--- MATERIAL FOR THE TASK Enclosed Below ---

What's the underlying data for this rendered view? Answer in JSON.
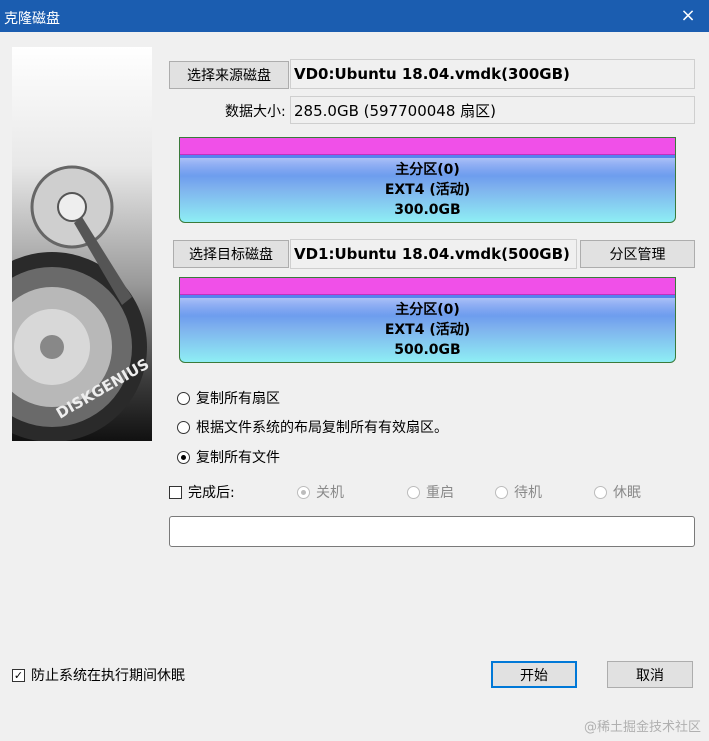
{
  "window": {
    "title": "克隆磁盘",
    "close_icon": "×"
  },
  "source": {
    "select_button": "选择来源磁盘",
    "disk_name": "VD0:Ubuntu 18.04.vmdk(300GB)",
    "size_label": "数据大小:",
    "size_value": "285.0GB (597700048 扇区)",
    "partition": {
      "name": "主分区(0)",
      "fs": "EXT4 (活动)",
      "size": "300.0GB"
    }
  },
  "target": {
    "select_button": "选择目标磁盘",
    "disk_name": "VD1:Ubuntu 18.04.vmdk(500GB)",
    "manage_button": "分区管理",
    "partition": {
      "name": "主分区(0)",
      "fs": "EXT4 (活动)",
      "size": "500.0GB"
    }
  },
  "modes": [
    {
      "label": "复制所有扇区",
      "selected": false
    },
    {
      "label": "根据文件系统的布局复制所有有效扇区。",
      "selected": false
    },
    {
      "label": "复制所有文件",
      "selected": true
    }
  ],
  "after": {
    "label": "完成后:",
    "options": [
      "关机",
      "重启",
      "待机",
      "休眠"
    ]
  },
  "prevent_sleep": "防止系统在执行期间休眠",
  "start_button": "开始",
  "cancel_button": "取消",
  "brand": "DISKGENIUS",
  "watermark": "@稀土掘金技术社区"
}
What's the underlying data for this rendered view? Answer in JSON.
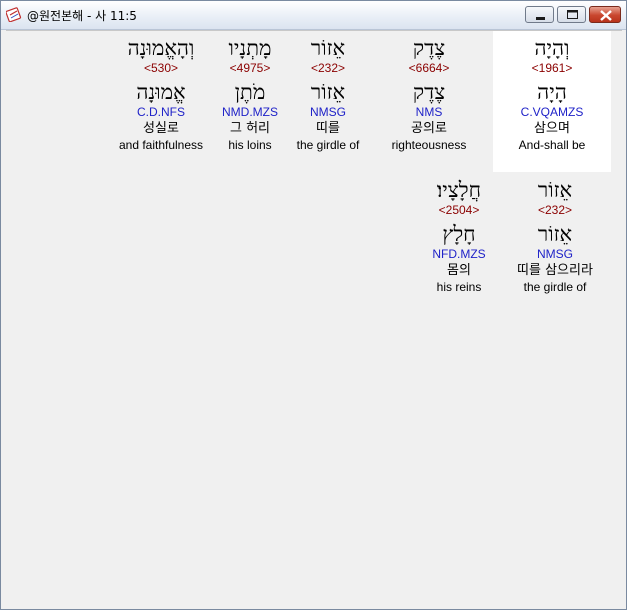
{
  "window": {
    "title": "@원전본해 - 사 11:5",
    "minimize_icon": "minimize-icon",
    "maximize_icon": "maximize-icon",
    "close_icon": "close-icon",
    "app_icon": "bible-app-icon"
  },
  "words": [
    {
      "hebrew": "וְהָיָה",
      "strong": "<1961>",
      "lemma": "הָיָה",
      "parse": "C.VQAMZS",
      "korean": "삼으며",
      "english": "And-shall be"
    },
    {
      "hebrew": "צֶדֶק",
      "strong": "<6664>",
      "lemma": "צֶדֶק",
      "parse": "NMS",
      "korean": "공의로",
      "english": "righteousness"
    },
    {
      "hebrew": "אֵזוֹר",
      "strong": "<232>",
      "lemma": "אֵזוֹר",
      "parse": "NMSG",
      "korean": "띠를",
      "english": "the girdle of"
    },
    {
      "hebrew": "מָתְנָיו",
      "strong": "<4975>",
      "lemma": "מֹתֶן",
      "parse": "NMD.MZS",
      "korean": "그 허리",
      "english": "his loins"
    },
    {
      "hebrew": "וְהָאֱמוּנָה",
      "strong": "<530>",
      "lemma": "אֱמוּנָה",
      "parse": "C.D.NFS",
      "korean": "성실로",
      "english": "and faithfulness"
    },
    {
      "hebrew": "אֵזוֹר",
      "strong": "<232>",
      "lemma": "אֵזוֹר",
      "parse": "NMSG",
      "korean": "띠를 삼으리라",
      "english": "the girdle of"
    },
    {
      "hebrew": "חֲלָצָיו׃",
      "strong": "<2504>",
      "lemma": "חָלָץ",
      "parse": "NFD.MZS",
      "korean": "몸의",
      "english": "his reins"
    }
  ]
}
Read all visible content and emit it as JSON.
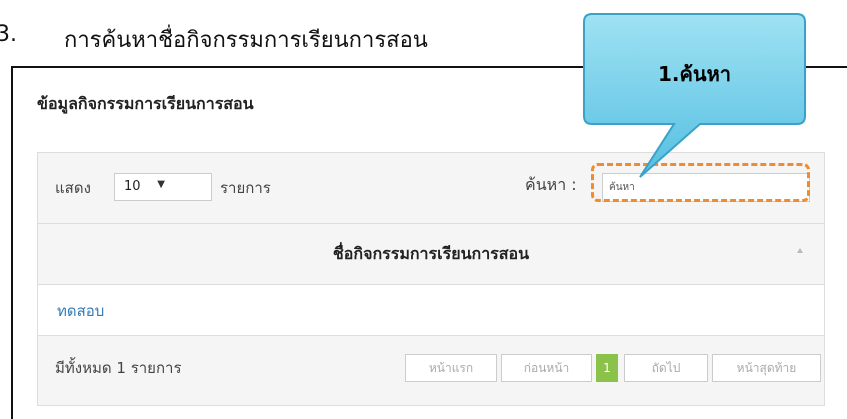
{
  "document": {
    "section_number": "3.",
    "section_title": "การค้นหาชื่อกิจกรรมการเรียนการสอน"
  },
  "panel": {
    "title": "ข้อมูลกิจกรรมการเรียนการสอน"
  },
  "toolbar": {
    "show_label": "แสดง",
    "page_size": "10",
    "records_label": "รายการ",
    "search_label": "ค้นหา :",
    "search_placeholder": "ค้นหา"
  },
  "table": {
    "column_header": "ชื่อกิจกรรมการเรียนการสอน",
    "rows": [
      {
        "name": "ทดสอบ"
      }
    ],
    "total_text": "มีทั้งหมด 1 รายการ"
  },
  "pagination": {
    "first_label": "หน้าแรก",
    "previous_label": "ก่อนหน้า",
    "current_page": "1",
    "next_label": "ถัดไป",
    "last_label": "หน้าสุดท้าย"
  },
  "annotation": {
    "callout_label": "1.ค้นหา",
    "callout_color": "#6ccfea",
    "highlight_color": "#f28b2f"
  },
  "colors": {
    "link": "#337ab7",
    "active_page": "#8bc34a"
  }
}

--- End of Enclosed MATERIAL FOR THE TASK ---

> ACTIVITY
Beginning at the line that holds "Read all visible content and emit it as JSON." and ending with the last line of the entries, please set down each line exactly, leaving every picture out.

> ANSWER SPACE
Read all visible content and emit it as JSON.
{
  "document": {
    "section_number": "3.",
    "section_title": "การค้นหาชื่อกิจกรรมการเรียนการสอน"
  },
  "panel": {
    "title": "ข้อมูลกิจกรรมการเรียนการสอน"
  },
  "toolbar": {
    "show_label": "แสดง",
    "page_size": "10",
    "records_label": "รายการ",
    "search_label": "ค้นหา :",
    "search_placeholder": "ค้นหา"
  },
  "table": {
    "column_header": "ชื่อกิจกรรมการเรียนการสอน",
    "rows": [
      {
        "name": "ทดสอบ"
      }
    ],
    "total_text": "มีทั้งหมด 1 รายการ"
  },
  "pagination": {
    "first_label": "หน้าแรก",
    "previous_label": "ก่อนหน้า",
    "current_page": "1",
    "next_label": "ถัดไป",
    "last_label": "หน้าสุดท้าย"
  },
  "annotation": {
    "callout_label": "1.ค้นหา",
    "callout_color": "#6ccfea",
    "highlight_color": "#f28b2f"
  },
  "colors": {
    "link": "#337ab7",
    "active_page": "#8bc34a"
  }
}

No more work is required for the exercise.